### [Task instructions]
Below is a set of records, and all of them should be retyped exactly, minus the pictures.

-------- Dataset extract --------

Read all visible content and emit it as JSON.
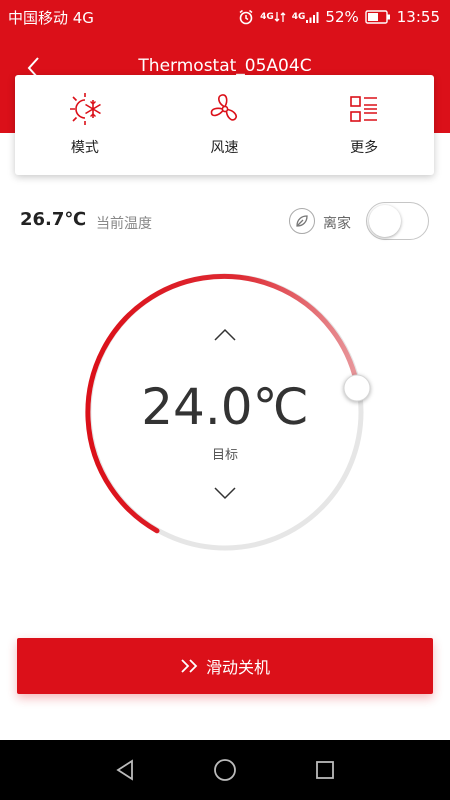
{
  "status_bar": {
    "carrier": "中国移动 4G",
    "net1": "4G",
    "net2": "4G",
    "battery": "52%",
    "time": "13:55"
  },
  "header": {
    "title": "Thermostat_05A04C"
  },
  "menu": [
    {
      "label": "模式",
      "icon": "mode-sun-snowflake-icon"
    },
    {
      "label": "风速",
      "icon": "fan-icon"
    },
    {
      "label": "更多",
      "icon": "more-list-icon"
    }
  ],
  "current": {
    "temperature": "26.7℃",
    "label": "当前温度"
  },
  "away": {
    "label": "离家",
    "enabled": false
  },
  "target": {
    "temperature": "24.0℃",
    "label": "目标"
  },
  "power_button": {
    "label": "滑动关机",
    "icon": "double-chevron-right-icon"
  },
  "colors": {
    "accent": "#db1019",
    "track": "#e6e6e6"
  }
}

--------

### [Result of this exercise]
Read all visible content and emit it as JSON.
{
  "status_bar": {
    "carrier": "中国移动 4G",
    "net1": "4G",
    "net2": "4G",
    "battery": "52%",
    "time": "13:55"
  },
  "header": {
    "title": "Thermostat_05A04C"
  },
  "menu": [
    {
      "label": "模式",
      "icon": "mode-sun-snowflake-icon"
    },
    {
      "label": "风速",
      "icon": "fan-icon"
    },
    {
      "label": "更多",
      "icon": "more-list-icon"
    }
  ],
  "current": {
    "temperature": "26.7℃",
    "label": "当前温度"
  },
  "away": {
    "label": "离家",
    "enabled": false
  },
  "target": {
    "temperature": "24.0℃",
    "label": "目标"
  },
  "power_button": {
    "label": "滑动关机",
    "icon": "double-chevron-right-icon"
  },
  "colors": {
    "accent": "#db1019",
    "track": "#e6e6e6"
  }
}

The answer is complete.